Rossant’s mother probably thought of it as freedom, her tendency to drift in and out of her children’s lives, but Rossant experienced it as treachery: all the promises that went begging, being left in the hands of stewards who might or might not have Rossant’s best interests in mind. From a warm childhood among her extended family in Cairo, Rossant was spirited to Paris immediately following WWII, only to wind up in the care of her grandmother, an abrupt and sarcastic woman, after her mother made herself scarce yet again. Having learned in Cairo that the kitchen was a very special place, she was thrilled by her introduction to French food, an omelet aux fines herbs that stole her breath away. And so food steadied her course through the difficulties of her youth, a way in which she could find her footing in uneasy relationships with her family and her boyfriends. Despite the melancholy that pervades the story, there is so much charm in Rossant’s voice—she was baffled when she was 16 that she and her friends were without boyfriends, though “we were actually frumpy, badly dressed, and not a la mode”—that you can smile through the disappointments and drear. And when she finds her focus, it shines: “I discovered that I loved gambling—the rush it gave me. I also liked the olives and slices of saucisson sec they served at the end of the gambling session.” It wasn’t the roulette table that got the last laugh, either. At appropriate moments, Rossant inserts recipes—a friture, a tomato salad, blanquette de veau, raspberry tart—that are little stories in themselves.
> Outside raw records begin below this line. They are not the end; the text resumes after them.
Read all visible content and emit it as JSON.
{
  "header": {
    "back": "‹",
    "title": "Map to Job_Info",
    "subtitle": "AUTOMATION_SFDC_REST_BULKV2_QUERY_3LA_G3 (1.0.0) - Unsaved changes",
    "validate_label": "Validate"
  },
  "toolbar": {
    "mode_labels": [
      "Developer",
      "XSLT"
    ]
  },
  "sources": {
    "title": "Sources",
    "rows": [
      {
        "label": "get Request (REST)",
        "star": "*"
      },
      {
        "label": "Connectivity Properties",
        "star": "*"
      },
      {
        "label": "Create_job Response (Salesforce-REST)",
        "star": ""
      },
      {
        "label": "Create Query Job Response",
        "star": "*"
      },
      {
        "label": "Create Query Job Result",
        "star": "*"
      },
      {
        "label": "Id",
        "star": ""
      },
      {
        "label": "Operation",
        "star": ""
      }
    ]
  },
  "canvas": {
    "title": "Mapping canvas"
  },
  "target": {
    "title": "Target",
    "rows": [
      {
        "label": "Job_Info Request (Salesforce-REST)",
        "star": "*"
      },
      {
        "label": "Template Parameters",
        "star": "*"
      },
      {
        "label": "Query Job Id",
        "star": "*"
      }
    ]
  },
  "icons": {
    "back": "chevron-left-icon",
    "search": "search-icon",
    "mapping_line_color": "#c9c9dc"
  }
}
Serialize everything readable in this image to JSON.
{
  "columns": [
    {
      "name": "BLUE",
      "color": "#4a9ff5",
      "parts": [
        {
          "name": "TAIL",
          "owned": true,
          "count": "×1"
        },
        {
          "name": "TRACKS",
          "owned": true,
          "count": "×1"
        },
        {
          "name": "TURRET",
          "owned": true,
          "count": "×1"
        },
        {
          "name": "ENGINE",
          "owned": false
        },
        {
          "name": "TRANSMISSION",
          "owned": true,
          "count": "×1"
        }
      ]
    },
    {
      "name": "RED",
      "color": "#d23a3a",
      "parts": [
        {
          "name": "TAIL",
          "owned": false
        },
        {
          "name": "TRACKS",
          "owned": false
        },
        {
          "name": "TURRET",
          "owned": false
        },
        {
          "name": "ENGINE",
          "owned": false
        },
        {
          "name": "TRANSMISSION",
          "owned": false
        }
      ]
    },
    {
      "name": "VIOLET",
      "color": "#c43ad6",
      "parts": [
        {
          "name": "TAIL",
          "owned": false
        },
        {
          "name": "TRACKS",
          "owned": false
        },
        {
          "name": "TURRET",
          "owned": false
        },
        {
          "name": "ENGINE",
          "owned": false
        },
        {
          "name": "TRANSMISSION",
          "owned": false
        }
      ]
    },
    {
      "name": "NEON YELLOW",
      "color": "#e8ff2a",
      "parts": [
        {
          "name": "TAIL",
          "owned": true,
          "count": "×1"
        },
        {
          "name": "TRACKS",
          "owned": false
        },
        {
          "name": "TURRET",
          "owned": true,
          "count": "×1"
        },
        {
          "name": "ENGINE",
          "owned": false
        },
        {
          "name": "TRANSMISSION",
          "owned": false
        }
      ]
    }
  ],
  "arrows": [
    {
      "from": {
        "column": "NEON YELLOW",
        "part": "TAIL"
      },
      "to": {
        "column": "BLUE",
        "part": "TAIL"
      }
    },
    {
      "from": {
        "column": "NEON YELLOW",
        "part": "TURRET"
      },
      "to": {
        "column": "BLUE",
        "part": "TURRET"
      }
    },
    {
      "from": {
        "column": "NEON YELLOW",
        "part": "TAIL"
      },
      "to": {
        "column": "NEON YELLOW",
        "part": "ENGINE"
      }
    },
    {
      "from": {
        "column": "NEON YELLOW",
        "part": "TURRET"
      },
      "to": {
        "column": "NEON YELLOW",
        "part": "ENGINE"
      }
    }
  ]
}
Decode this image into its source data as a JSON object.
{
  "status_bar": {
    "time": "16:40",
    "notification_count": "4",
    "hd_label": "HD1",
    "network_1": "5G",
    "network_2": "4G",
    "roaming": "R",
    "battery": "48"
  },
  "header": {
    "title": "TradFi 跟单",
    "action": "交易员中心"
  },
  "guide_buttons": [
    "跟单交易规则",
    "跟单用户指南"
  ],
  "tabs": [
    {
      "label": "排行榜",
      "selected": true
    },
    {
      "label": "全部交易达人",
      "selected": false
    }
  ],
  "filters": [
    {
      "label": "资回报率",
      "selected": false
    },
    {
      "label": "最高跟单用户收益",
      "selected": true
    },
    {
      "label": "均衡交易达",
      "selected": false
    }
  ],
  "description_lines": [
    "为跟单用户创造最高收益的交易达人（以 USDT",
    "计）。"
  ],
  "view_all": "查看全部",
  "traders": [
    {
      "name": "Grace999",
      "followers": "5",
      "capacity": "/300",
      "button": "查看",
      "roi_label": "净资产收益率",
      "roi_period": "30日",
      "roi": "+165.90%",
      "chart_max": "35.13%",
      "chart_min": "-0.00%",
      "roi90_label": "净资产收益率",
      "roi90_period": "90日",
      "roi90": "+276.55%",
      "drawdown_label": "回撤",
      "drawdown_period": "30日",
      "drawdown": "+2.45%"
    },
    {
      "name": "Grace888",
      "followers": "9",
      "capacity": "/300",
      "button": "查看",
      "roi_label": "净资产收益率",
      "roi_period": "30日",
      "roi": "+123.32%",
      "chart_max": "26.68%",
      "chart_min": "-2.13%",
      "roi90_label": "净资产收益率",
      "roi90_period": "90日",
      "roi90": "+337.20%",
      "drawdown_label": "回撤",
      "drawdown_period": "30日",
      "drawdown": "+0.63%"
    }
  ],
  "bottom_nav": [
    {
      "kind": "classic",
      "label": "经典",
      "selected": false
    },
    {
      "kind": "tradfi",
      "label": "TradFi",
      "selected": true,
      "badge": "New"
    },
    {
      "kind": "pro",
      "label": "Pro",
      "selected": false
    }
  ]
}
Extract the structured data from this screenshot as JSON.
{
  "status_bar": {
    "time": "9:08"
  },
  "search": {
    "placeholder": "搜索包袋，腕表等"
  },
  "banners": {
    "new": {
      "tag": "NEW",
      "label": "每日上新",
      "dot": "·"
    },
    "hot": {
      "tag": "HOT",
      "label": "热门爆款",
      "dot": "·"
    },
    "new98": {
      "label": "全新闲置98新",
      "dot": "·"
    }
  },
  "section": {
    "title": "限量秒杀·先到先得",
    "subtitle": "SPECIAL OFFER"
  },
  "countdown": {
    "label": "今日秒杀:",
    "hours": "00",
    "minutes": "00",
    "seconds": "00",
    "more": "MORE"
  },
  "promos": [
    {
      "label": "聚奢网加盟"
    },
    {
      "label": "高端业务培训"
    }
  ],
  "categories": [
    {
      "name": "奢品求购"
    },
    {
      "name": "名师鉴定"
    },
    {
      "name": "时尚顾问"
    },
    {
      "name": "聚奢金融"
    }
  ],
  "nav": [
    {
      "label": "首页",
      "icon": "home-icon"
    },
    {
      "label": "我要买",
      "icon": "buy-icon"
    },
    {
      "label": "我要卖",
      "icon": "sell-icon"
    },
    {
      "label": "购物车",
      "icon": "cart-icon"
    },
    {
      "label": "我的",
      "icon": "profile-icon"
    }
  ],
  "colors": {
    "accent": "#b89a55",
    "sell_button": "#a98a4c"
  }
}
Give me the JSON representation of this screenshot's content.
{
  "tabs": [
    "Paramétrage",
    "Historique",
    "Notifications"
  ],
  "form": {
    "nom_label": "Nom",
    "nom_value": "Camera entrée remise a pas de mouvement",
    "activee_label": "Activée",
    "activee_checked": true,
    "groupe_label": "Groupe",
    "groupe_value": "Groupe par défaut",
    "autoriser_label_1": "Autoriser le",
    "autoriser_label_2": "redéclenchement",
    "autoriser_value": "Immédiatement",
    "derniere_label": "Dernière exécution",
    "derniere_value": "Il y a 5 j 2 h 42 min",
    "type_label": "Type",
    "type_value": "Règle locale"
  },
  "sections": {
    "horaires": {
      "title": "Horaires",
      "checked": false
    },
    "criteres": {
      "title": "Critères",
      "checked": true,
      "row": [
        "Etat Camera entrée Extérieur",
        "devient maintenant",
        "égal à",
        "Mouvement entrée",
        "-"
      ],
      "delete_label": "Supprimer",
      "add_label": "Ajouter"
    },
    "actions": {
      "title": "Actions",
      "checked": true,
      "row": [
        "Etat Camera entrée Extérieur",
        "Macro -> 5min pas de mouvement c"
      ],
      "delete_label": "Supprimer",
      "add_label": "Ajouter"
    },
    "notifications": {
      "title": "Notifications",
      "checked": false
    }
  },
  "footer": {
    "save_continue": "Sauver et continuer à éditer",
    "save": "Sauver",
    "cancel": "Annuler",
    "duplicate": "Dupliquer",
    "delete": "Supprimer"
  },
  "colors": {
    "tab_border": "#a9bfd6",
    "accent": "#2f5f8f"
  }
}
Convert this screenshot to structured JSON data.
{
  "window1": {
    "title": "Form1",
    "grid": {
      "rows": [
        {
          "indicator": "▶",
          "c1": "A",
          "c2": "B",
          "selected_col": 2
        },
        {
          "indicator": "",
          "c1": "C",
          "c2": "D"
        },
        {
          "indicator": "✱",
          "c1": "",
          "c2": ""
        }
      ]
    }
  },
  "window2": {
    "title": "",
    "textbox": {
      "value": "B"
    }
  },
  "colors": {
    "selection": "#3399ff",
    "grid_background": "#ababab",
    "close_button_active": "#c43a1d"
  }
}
Never was the kitchen a more welcome port in the storm, or more nurturing, than for the buffeted Rossant, who is a sympathetic character, and all the more so for her measure of pride. (Photographs)